The ‘halvening’ is almost upon us.

While this may sound ominous - we’re picturing a masked madman cutting his unsuspecting victims in two (or a really bad Mark Wahlberg film) - it’s actually a nickname for an exciting event in Bitcoin history - the latest halving.

Every 4 years, the supply of Bitcoin is cut in half - and today it will happen again. This means that the number of bitcoins coming into circulation every 10 minutes will fall from 12.5 to 6.25.

This event will affect how the currency is created moving forward, as well as having a significant impact on the whole crypto market.

So what’s actually going on here and what does all this mean for you? Here are 5 major takeaways we've been thinking about at Donut - consider it a 'dummies' guide to the Bitcoin halving:

1) All Part of Bitcoin's Design

To know what’s really going on, we need to travel back in time to the origins of Bitcoin for a quick history lesson.

In 2008, Bitcoin founder Satoshi Nakamoto created the cryptocurrency in response to the flaws in the financial system exposed by the Financial Crisis.

In his famous white paper, Satoshi stated that the problem with traditional currencies is that people have to trust the central banks who control their supply to maintain their value. He argued that throughout history, they’d violated this trust, debasing their currencies for their own gain.

To prevent the same problems with Bitcoin, he decided to fix the supply at 21 million. Rather than letting humans decide when to change the supply, he automated the rate of creating of new coins on a predictable schedule - halving the supply every 4 years.

This way people could trust the system and plan ahead without having to worry about sudden changes in the market - because unlike dollars, pounds or other fiat, Bitcoin could never be dramatically devalued by money printing and inflation.

2) Mining Will Get Harder

The halving will most directly impact Bitcoin mining, the means through which Bitcoins are produced.

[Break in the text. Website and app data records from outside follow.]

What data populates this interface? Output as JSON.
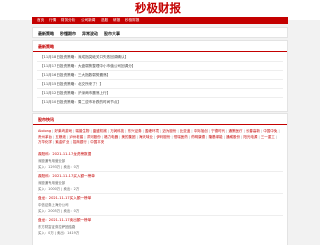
{
  "site": {
    "logo": "秒极财报"
  },
  "nav": {
    "items": [
      "首页",
      "行情",
      "财务分析",
      "公司新闻",
      "选股",
      "研报",
      "秒极财报"
    ]
  },
  "tabs": [
    "最新策略",
    "秒懂期市",
    "异常波动",
    "股市大事"
  ],
  "section2": {
    "title": "最新策略",
    "items": [
      "【11月18日投资策略：深成指突破关口失败回调确认】",
      "【11月17日投资策略：大盘弱势整理中小市值公司回调分】",
      "【11月16日投资策略：三大指数弱势震荡】",
      "【11月15日投资策略：北交所来了！】",
      "【11月12日投资策略：沪深两市震荡上行】",
      "【11月10日投资策略：周二逆市补跌的时间节点】"
    ]
  },
  "section3": {
    "title": "股市快讯",
    "stocks": [
      "Aiolong",
      "好莱坞游戏",
      "瑞普生物",
      "晶盛机械",
      "万润科技",
      "东兴证券",
      "盈峰环境",
      "迈为股份",
      "比亚迪",
      "中际旭创",
      "宁德时代",
      "通策医疗",
      "长春高新",
      "中国中免",
      "贵州茅台",
      "五粮液",
      "泸州老窖",
      "洋河股份",
      "格力电器",
      "美的集团",
      "海天味业",
      "伊利股份",
      "恒瑞医药",
      "药明康德",
      "隆基绿能",
      "通威股份",
      "阳光电源",
      "三一重工",
      "万华化学",
      "紫金矿业",
      "招商银行",
      "中国平安"
    ],
    "posts": [
      {
        "title": "鼎阳科：2021-11-17龙虎榜数据",
        "lines": [
          "深股通专用营业部",
          "买入：1293万 | 卖出：0万"
        ]
      },
      {
        "title": "鼎阳科：2021-11-17买入额一榜单",
        "lines": [
          "深股通专用营业部",
          "买入：1000万 | 卖出：2万"
        ]
      },
      {
        "title": "盘龙：2021-11-17买入额一榜单",
        "lines": [
          "中信证券上海分公司",
          "买入：2005万 | 卖出：0万"
        ]
      },
      {
        "title": "盘龙：2021-11-17卖出额一榜单",
        "lines": [
          "东方财富证券拉萨团结路",
          "买入：0万 | 卖出：1419万"
        ]
      }
    ]
  }
}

18 million bitcoins are currently in circulation and they have all been produced through mining - a process where people or ‘miners’ program networks of powerful computers to solve mathematical puzzles.

The computational work of mining (creating blocks) builds and supports the Bitcoin blockchain, and new Bitcoin is the incentive for doing this work.

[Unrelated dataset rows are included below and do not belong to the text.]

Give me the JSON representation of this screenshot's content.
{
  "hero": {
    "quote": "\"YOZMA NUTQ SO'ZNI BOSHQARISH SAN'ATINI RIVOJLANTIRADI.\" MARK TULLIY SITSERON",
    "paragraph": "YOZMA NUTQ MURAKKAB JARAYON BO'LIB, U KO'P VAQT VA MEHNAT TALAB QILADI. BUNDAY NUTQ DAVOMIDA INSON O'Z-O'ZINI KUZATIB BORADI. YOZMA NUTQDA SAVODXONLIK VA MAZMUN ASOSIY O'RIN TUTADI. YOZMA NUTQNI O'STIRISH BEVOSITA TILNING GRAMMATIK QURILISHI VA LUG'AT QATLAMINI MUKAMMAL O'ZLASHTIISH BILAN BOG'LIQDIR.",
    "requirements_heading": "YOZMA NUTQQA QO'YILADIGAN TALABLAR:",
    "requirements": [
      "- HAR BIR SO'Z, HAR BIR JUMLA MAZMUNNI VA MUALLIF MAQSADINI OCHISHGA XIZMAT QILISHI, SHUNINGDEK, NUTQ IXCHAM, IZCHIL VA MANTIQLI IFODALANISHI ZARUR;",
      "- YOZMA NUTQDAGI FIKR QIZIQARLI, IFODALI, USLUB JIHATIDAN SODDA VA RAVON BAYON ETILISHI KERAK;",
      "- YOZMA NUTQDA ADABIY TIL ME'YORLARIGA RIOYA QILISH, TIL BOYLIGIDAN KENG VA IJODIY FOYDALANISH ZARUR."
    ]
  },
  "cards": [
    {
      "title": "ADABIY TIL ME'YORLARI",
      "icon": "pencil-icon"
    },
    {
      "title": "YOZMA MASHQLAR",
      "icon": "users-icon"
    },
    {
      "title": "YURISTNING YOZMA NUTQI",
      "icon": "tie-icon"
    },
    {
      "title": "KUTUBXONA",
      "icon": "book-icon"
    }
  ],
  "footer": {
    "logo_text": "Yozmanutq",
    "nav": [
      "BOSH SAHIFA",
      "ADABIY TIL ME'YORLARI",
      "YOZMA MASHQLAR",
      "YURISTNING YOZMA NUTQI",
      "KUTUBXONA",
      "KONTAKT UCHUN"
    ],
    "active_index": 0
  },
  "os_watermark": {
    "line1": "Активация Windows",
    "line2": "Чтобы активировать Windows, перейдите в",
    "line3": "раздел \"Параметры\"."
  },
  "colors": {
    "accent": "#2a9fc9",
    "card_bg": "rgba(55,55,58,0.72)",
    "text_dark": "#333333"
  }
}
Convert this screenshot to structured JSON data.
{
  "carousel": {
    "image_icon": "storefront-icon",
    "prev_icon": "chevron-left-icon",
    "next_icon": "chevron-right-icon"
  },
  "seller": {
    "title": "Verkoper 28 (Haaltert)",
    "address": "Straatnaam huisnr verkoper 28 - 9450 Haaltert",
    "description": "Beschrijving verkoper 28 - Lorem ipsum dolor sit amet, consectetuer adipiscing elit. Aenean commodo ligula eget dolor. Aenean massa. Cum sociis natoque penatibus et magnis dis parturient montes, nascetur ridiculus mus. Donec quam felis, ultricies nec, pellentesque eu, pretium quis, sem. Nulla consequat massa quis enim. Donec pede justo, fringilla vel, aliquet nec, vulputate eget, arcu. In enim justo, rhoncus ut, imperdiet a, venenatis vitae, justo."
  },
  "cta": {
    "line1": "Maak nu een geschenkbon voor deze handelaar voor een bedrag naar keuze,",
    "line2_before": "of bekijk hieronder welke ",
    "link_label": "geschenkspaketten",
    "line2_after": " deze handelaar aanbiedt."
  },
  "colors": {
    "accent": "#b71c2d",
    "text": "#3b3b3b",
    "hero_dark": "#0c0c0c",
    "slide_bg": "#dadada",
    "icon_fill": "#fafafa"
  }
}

2020's halving will once again reduce the number of Bitcoins awarded in a given time period, but for miners it is still worth playing the game because of their anticipated value in the market.

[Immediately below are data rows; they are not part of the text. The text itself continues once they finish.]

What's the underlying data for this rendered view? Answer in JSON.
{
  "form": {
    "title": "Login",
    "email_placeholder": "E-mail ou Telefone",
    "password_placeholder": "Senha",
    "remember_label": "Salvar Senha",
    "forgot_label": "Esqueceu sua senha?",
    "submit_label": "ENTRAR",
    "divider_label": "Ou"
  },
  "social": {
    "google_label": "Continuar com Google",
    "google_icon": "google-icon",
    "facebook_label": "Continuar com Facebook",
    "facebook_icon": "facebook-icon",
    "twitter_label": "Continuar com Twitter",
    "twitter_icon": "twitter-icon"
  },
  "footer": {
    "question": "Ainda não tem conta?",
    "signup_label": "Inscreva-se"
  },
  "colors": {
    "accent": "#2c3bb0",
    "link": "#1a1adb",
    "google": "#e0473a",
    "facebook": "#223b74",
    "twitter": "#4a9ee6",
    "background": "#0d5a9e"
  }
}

3) Past Performance Does Not Predict The Future

Many people expect big price increases because of what happened around previous halvings. Following the first halving 2012, the price of BTC rose 80x while the 2016 halving preceded a 300% increase in value during the bubble of 2017 and 2018.

Source: Coindesk 'Bitcoin: The Halving and Why It Matters'

These previous price increases can be explained in part by basic economic theory, which predicts that a fall in supply with no change in demand will lead to a price increase. Since the same thing is happening this time around, people expect history to repeat itself and this is one of the reasons the 2020 halving is getting so much attention online and in the media.

4) It's Potentially Priced In

2020's halving is different for a number of reasons. For one, there’s a lot more money and resources in crypto now. Global investment banks even have crypto trading desks, meaning they also have teams of analysts researching where the price is going next.

Increased scrutiny and flow of information around the asset class has led many to believe that the market, which has been aware of the schedule for some time, has already ‘priced in’ the halving.

This means that people may have already factored in that the halving is happening and bought Bitcoin, pushing up the price before the event itself.

5) Back In The Spotlight

While we know that Bitcoin’s halving event traditionally means an increase in transaction volumes and flow, the current economic climate means: 1) a lot of people are holding onto cash and 2) the investors that see Bitcoin as a speculative asset are less likely to buy it.

The truth is nobody knows what will happen to the price.

But perhaps the most important thing about the halving is that it casts a spotlight on the industry. With the space receiving more attention in the media, more people are likely to become aware of Bitcoin and its benefits. More people will think about investing in the asset and support exciting new projects in the field of decentralized finance.

As the 'halvening' approaches, more people become aware of how we can change our relationship to money, and that can only be a good thing.

Real talk 🚨.

Any investment strategy puts your capital at risk, including crypto assets such as Bitcoin. The above information is intended for informational purposes only. It is not intended to be investment advice. Seek a duly licensed professional for investment advice.